§ **About this exercise**
Search the records for the word "circle" and copy every line in which it occurs.

(Collected data entries)

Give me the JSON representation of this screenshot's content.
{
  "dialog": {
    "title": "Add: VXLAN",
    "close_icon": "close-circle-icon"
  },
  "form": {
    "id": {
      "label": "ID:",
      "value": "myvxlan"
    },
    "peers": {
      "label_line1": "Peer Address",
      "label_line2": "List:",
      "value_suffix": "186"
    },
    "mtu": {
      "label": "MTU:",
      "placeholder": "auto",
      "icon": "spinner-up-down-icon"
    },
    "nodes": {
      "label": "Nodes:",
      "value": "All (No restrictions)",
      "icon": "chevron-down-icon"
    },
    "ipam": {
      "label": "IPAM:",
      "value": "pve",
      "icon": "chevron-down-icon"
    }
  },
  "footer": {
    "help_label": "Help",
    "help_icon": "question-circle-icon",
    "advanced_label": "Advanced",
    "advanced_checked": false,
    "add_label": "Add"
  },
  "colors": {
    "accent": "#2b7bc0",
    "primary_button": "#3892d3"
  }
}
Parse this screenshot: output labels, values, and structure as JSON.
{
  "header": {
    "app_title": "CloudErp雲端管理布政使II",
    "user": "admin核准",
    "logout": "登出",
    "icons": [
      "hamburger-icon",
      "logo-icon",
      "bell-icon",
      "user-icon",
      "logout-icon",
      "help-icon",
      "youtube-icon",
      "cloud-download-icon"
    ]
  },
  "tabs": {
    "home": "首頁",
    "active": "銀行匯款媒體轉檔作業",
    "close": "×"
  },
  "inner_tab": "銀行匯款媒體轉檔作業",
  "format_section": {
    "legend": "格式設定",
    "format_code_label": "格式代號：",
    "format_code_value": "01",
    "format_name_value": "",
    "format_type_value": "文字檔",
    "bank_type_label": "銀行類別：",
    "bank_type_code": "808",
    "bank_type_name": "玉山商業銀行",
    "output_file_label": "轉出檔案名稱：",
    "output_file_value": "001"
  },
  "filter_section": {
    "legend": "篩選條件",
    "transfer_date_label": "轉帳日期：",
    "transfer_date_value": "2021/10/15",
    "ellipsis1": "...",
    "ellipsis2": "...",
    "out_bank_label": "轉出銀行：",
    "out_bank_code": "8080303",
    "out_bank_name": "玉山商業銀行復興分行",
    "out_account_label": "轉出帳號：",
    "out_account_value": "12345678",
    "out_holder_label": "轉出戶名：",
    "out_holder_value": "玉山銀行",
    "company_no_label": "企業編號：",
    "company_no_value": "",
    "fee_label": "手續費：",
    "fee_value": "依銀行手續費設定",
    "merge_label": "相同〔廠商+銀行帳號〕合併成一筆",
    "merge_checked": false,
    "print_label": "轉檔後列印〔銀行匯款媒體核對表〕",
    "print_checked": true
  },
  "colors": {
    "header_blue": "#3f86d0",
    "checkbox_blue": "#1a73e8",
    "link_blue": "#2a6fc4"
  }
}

§ **Response to this task**
    "close_icon": "close-circle-icon"
    "help_icon": "question-circle-icon",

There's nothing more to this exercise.